Dell S5232F-ON Internal Hardware Overview
Inside the switch, we have a fairly standard layout with ports, the switch chip and its PCB, and then the management and power/ cooling. This is similar to many other switches that we have seen.
The switch chip here is the Broadcom Trident 3 X7. It is covered by a fairly large heatsink.
The Broadcom Trident 3 is a 16nm switch chip that is designed for more features while the Tomahawk line is designed for outright performance. Dell also has Tomahawk-based Z series switches in this generation. The Trident 3 family spans the X2, X3, X4, X5, and X7 models ranging from 200Gbps to 3.2Tbps. This switch is built around the X7 3.2Tbps switch chip. We can also see two 10GbE management ports that align with a feature we saw on the front of the switch.
Behind the switch chip, we see a Xilinx Artix 7 FPGA and that is something we have not seen in other switches we have looked at.
There is also a Microsemi ZL30363 (now Microchip) riser board. This Microsemi ZL30363 is an IEEE 1588 and synchronous ethernet packet clock and dual-channel network synchronizer.

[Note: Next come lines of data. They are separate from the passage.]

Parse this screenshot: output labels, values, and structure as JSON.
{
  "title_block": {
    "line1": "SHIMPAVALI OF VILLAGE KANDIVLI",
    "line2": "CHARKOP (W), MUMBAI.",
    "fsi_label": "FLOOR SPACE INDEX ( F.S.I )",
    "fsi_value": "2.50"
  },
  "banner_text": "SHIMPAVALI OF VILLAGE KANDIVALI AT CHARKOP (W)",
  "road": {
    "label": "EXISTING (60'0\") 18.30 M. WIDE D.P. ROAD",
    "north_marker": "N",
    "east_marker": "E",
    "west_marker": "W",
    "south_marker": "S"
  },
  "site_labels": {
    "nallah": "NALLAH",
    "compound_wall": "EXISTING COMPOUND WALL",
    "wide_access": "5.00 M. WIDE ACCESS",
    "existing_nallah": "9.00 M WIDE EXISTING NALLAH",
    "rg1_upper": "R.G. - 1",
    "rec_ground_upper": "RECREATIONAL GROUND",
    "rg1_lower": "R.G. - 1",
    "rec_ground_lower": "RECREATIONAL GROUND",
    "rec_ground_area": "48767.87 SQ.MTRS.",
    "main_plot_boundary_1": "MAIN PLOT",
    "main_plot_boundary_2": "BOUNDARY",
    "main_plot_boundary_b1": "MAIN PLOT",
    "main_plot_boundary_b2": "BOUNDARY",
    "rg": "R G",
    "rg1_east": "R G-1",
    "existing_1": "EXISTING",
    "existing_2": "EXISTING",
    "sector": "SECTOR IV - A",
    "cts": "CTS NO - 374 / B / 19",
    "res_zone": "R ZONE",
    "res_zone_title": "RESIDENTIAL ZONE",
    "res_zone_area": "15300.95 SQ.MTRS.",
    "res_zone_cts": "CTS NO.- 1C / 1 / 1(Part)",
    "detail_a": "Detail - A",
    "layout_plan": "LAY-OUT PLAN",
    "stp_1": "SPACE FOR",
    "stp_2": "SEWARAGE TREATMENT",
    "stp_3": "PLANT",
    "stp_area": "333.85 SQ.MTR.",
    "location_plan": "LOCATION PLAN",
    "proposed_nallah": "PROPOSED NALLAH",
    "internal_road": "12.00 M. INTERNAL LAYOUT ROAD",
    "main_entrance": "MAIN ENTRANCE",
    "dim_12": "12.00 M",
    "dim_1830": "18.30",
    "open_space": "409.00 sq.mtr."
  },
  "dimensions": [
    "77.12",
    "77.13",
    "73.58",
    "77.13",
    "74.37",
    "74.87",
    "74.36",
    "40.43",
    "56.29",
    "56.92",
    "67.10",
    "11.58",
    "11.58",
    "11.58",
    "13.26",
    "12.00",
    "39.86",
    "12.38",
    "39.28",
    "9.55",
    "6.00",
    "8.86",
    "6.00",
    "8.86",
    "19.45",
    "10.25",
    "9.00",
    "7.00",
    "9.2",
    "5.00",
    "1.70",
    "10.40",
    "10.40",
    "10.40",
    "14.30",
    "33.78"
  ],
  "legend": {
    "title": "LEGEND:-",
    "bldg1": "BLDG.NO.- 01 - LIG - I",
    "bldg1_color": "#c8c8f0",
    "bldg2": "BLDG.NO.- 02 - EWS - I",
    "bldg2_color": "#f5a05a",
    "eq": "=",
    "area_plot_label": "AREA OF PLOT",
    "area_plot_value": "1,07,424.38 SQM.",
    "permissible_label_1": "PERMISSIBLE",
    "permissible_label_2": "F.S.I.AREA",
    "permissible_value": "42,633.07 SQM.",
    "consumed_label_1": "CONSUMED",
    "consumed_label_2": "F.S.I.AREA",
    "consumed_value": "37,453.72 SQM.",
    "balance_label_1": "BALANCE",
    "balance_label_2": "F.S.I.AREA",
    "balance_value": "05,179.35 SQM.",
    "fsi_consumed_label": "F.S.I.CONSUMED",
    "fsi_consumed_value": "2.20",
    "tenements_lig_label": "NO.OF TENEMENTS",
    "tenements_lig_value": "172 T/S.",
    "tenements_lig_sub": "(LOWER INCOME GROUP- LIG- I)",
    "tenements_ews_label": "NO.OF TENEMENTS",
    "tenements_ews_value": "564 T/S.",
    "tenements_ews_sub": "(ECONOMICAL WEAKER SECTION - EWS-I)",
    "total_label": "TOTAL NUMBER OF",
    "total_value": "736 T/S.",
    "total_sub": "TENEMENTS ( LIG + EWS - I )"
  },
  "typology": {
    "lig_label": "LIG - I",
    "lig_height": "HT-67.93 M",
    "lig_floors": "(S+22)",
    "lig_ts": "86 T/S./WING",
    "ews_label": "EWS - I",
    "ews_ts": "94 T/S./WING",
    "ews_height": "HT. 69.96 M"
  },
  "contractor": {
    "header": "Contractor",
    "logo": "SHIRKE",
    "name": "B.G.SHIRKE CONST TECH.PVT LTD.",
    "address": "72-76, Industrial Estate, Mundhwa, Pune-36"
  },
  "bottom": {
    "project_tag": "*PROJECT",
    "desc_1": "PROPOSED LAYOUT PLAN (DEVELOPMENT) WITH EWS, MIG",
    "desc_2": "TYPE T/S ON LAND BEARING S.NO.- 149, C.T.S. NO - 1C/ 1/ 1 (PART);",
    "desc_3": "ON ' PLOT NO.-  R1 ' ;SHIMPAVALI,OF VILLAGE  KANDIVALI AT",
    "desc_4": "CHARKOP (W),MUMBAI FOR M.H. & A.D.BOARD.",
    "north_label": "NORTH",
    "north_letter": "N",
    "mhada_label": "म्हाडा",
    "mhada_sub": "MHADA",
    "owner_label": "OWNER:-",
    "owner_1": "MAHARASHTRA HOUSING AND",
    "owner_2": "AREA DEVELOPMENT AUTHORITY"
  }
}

Feel free to look it up a bit more, but here is the block diagram for that.
The other side of the PCB is relatively lower density.
One interesting note is that the Microsemi chip is usually on the left side of the system when looking at the ports. Instead, on the S5296F-ON, there is an airflow path that goes from the power supplies to the management ports. That is why we see this on the other side of the higher port count switch.
Behind the main switch PCB, we have the PCB that handles the power supply inputs, fan modules, and management boards.
As with the newer S5232F-ON (and unlike the S5148F-ON) the CR2032 battery, while still on this main PCB, is now accessible when the management boards are installed.
One of the big changes in the S5200-ON generation, aside from the switch chip, is the move to an Intel Atom C3000 series “Denverton” chip. This is a five-year newer processor than was found on the S5100F-ON series. Here is an example from a Supermicro motherboard that we took for the launch of the Atom C3000 series. You can learn more about Denverton on STH. We hosted Denverton Day Official STH Intel Atom C3000 Launch Coverage Central when Intel decided to release the part and not publicize it so we have a massive amount of content on the Atom C3000 series.
In this generation, the SSD storage is now up to 64GB versus 16GB in the previous generation. The 16GB of onboard memory is found via the SODIMM on top of the board but the second SODIMM is actually below the management PCB.
Another huge change is that the S5232F-ON has a standard BMC. While Dell EMC uses a proprietary iDRAC controller on its PowerEdge line, some non-PowerEdge servers, as well as the vast majority of servers outside of the big 3 legacy server vendors Dell, HPE, and Lenovo use the ASPEED BMCs. Large hyperscalers use the ASPEED parts not just in servers but also switches, storage, arrays, JBOFs, JBOGs, and so forth. We even have IBM Power9 servers that use ASPEED BMCs so it is also the high-end legacy vendors using them.
Something we did want to note is that the 2U form factor also changes the PCBs inside the system. From what we can see, there is another PCB below the main Broadcom Trident3 board that looks to house the bottom 25GbE SFP28 port groups.
This was a bit hard to get a picture of, and we need to get this switch into service so we did not want to break it in the process.
That also means that the airflow on the top of the switch and the bottom of the switch is very different in terms of what is being cooled. On the top, we get the SFP28 ports and switch chip, while the bottom only has the ports and possibly later airflow to the management PCBs. We are going to see the impactof that later.
Next, we are going to look at the software implications of this switch’s hardware.